__Dataset excerpts__:

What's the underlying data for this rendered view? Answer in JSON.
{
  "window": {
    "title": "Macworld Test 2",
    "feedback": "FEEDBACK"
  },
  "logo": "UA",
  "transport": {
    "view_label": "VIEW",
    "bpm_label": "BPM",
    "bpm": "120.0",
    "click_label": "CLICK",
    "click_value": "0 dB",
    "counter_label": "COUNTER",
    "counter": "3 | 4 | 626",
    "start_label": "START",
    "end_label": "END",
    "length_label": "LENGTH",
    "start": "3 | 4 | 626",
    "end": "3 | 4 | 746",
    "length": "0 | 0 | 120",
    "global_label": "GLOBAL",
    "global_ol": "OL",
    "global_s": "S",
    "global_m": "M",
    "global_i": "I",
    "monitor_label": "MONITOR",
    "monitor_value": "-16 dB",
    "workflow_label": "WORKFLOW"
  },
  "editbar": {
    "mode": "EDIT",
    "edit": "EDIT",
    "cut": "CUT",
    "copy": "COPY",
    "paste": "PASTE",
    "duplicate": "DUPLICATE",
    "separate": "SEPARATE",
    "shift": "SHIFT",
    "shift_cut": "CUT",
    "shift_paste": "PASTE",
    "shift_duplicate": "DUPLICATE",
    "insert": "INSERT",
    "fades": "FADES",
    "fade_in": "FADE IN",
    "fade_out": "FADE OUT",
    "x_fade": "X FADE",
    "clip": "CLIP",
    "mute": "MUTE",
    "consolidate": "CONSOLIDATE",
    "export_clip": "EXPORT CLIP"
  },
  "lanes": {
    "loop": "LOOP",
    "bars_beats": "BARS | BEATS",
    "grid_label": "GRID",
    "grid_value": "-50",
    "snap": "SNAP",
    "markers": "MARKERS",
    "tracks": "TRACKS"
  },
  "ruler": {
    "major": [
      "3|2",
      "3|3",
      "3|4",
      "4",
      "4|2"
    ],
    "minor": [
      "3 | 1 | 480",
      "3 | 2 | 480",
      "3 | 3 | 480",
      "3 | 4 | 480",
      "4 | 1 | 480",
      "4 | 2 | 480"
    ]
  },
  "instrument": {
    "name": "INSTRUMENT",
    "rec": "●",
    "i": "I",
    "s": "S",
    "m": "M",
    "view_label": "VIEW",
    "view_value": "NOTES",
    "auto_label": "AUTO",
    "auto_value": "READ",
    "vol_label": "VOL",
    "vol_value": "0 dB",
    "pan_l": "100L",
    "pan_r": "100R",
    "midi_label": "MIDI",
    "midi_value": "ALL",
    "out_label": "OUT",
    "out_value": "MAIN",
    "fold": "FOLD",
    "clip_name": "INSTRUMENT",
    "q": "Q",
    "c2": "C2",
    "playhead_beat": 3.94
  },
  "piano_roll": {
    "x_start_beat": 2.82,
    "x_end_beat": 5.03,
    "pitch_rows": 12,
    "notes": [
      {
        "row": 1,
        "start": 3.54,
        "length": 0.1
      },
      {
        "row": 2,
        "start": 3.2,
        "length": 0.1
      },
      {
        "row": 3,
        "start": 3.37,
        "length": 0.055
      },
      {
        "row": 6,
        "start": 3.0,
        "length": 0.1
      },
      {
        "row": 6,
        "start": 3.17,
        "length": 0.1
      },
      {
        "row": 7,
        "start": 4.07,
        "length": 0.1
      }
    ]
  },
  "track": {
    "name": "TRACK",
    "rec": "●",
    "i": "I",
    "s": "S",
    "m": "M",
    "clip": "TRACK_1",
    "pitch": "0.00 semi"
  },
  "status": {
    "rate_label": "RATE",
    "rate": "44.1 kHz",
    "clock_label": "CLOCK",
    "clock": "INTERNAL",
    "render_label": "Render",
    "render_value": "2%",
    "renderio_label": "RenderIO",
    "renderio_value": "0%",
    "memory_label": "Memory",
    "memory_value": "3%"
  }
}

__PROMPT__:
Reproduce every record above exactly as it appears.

__EXERCISE RESPONSE__:
What's the underlying data for this rendered view? Answer in JSON.
{
  "window": {
    "title": "Macworld Test 2",
    "feedback": "FEEDBACK"
  },
  "logo": "UA",
  "transport": {
    "view_label": "VIEW",
    "bpm_label": "BPM",
    "bpm": "120.0",
    "click_label": "CLICK",
    "click_value": "0 dB",
    "counter_label": "COUNTER",
    "counter": "3 | 4 | 626",
    "start_label": "START",
    "end_label": "END",
    "length_label": "LENGTH",
    "start": "3 | 4 | 626",
    "end": "3 | 4 | 746",
    "length": "0 | 0 | 120",
    "global_label": "GLOBAL",
    "global_ol": "OL",
    "global_s": "S",
    "global_m": "M",
    "global_i": "I",
    "monitor_label": "MONITOR",
    "monitor_value": "-16 dB",
    "workflow_label": "WORKFLOW"
  },
  "editbar": {
    "mode": "EDIT",
    "edit": "EDIT",
    "cut": "CUT",
    "copy": "COPY",
    "paste": "PASTE",
    "duplicate": "DUPLICATE",
    "separate": "SEPARATE",
    "shift": "SHIFT",
    "shift_cut": "CUT",
    "shift_paste": "PASTE",
    "shift_duplicate": "DUPLICATE",
    "insert": "INSERT",
    "fades": "FADES",
    "fade_in": "FADE IN",
    "fade_out": "FADE OUT",
    "x_fade": "X FADE",
    "clip": "CLIP",
    "mute": "MUTE",
    "consolidate": "CONSOLIDATE",
    "export_clip": "EXPORT CLIP"
  },
  "lanes": {
    "loop": "LOOP",
    "bars_beats": "BARS | BEATS",
    "grid_label": "GRID",
    "grid_value": "-50",
    "snap": "SNAP",
    "markers": "MARKERS",
    "tracks": "TRACKS"
  },
  "ruler": {
    "major": [
      "3|2",
      "3|3",
      "3|4",
      "4",
      "4|2"
    ],
    "minor": [
      "3 | 1 | 480",
      "3 | 2 | 480",
      "3 | 3 | 480",
      "3 | 4 | 480",
      "4 | 1 | 480",
      "4 | 2 | 480"
    ]
  },
  "instrument": {
    "name": "INSTRUMENT",
    "rec": "●",
    "i": "I",
    "s": "S",
    "m": "M",
    "view_label": "VIEW",
    "view_value": "NOTES",
    "auto_label": "AUTO",
    "auto_value": "READ",
    "vol_label": "VOL",
    "vol_value": "0 dB",
    "pan_l": "100L",
    "pan_r": "100R",
    "midi_label": "MIDI",
    "midi_value": "ALL",
    "out_label": "OUT",
    "out_value": "MAIN",
    "fold": "FOLD",
    "clip_name": "INSTRUMENT",
    "q": "Q",
    "c2": "C2",
    "playhead_beat": 3.94
  },
  "piano_roll": {
    "x_start_beat": 2.82,
    "x_end_beat": 5.03,
    "pitch_rows": 12,
    "notes": [
      {
        "row": 1,
        "start": 3.54,
        "length": 0.1
      },
      {
        "row": 2,
        "start": 3.2,
        "length": 0.1
      },
      {
        "row": 3,
        "start": 3.37,
        "length": 0.055
      },
      {
        "row": 6,
        "start": 3.0,
        "length": 0.1
      },
      {
        "row": 6,
        "start": 3.17,
        "length": 0.1
      },
      {
        "row": 7,
        "start": 4.07,
        "length": 0.1
      }
    ]
  },
  "track": {
    "name": "TRACK",
    "rec": "●",
    "i": "I",
    "s": "S",
    "m": "M",
    "clip": "TRACK_1",
    "pitch": "0.00 semi"
  },
  "status": {
    "rate_label": "RATE",
    "rate": "44.1 kHz",
    "clock_label": "CLOCK",
    "clock": "INTERNAL",
    "render_label": "Render",
    "render_value": "2%",
    "renderio_label": "RenderIO",
    "renderio_value": "0%",
    "memory_label": "Memory",
    "memory_value": "3%"
  }
}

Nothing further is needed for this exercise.